:: YOUR TASK ::
In your copy, leave out all pictures and reproduce every entry exactly.

:: THE DATA ::
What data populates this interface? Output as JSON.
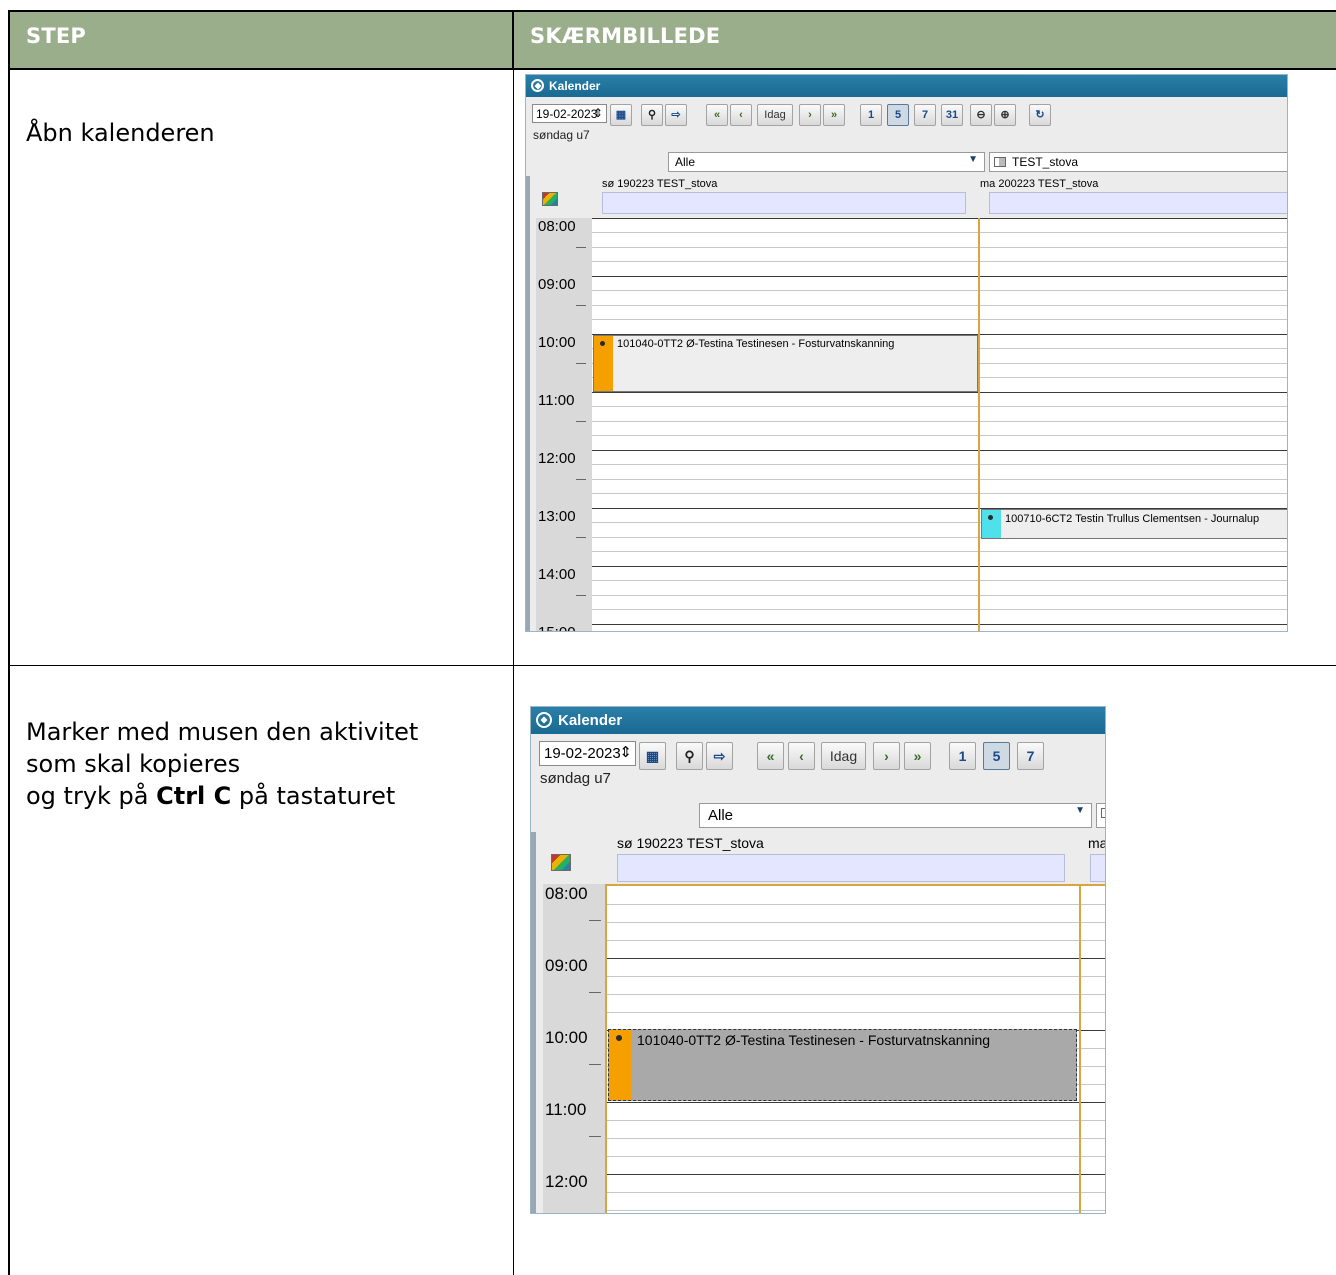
{
  "header": {
    "step": "STEP",
    "screenshot": "SKÆRMBILLEDE"
  },
  "steps": [
    {
      "text": "Åbn kalenderen"
    },
    {
      "line1": "Marker med musen den aktivitet",
      "line2": "som skal kopieres",
      "line3_pre": "og tryk på ",
      "line3_bold": "Ctrl C",
      "line3_post": " på tastaturet"
    }
  ],
  "calendar": {
    "title": "Kalender",
    "date": "19-02-2023",
    "weekday": "søndag u7",
    "spinner": "⇕",
    "today_button": "Idag",
    "view_buttons": [
      "1",
      "5",
      "7",
      "31"
    ],
    "filter": "Alle",
    "resource": "TEST_stova",
    "day1_title": "sø 190223 TEST_stova",
    "day2_title": "ma 200223 TEST_stova",
    "day2_title_short": "ma",
    "hours": [
      "08:00",
      "09:00",
      "10:00",
      "11:00",
      "12:00",
      "13:00",
      "14:00",
      "15:00"
    ],
    "event1": "101040-0TT2  Ø-Testina Testinesen - Fosturvatnskanning",
    "event2": "100710-6CT2  Testin Trullus Clementsen - Journalup",
    "colors": {
      "event1": "#f5a000",
      "event2": "#4fe0ea",
      "titlebar": "#1a6a92"
    }
  }
}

:: WRITTEN SOLUTION ::
What data populates this interface? Output as JSON.
{
  "header": {
    "step": "STEP",
    "screenshot": "SKÆRMBILLEDE"
  },
  "steps": [
    {
      "text": "Åbn kalenderen"
    },
    {
      "line1": "Marker med musen den aktivitet",
      "line2": "som skal kopieres",
      "line3_pre": "og tryk på ",
      "line3_bold": "Ctrl C",
      "line3_post": " på tastaturet"
    }
  ],
  "calendar": {
    "title": "Kalender",
    "date": "19-02-2023",
    "weekday": "søndag u7",
    "spinner": "⇕",
    "today_button": "Idag",
    "view_buttons": [
      "1",
      "5",
      "7",
      "31"
    ],
    "filter": "Alle",
    "resource": "TEST_stova",
    "day1_title": "sø 190223 TEST_stova",
    "day2_title": "ma 200223 TEST_stova",
    "day2_title_short": "ma",
    "hours": [
      "08:00",
      "09:00",
      "10:00",
      "11:00",
      "12:00",
      "13:00",
      "14:00",
      "15:00"
    ],
    "event1": "101040-0TT2  Ø-Testina Testinesen - Fosturvatnskanning",
    "event2": "100710-6CT2  Testin Trullus Clementsen - Journalup",
    "colors": {
      "event1": "#f5a000",
      "event2": "#4fe0ea",
      "titlebar": "#1a6a92"
    }
  }
}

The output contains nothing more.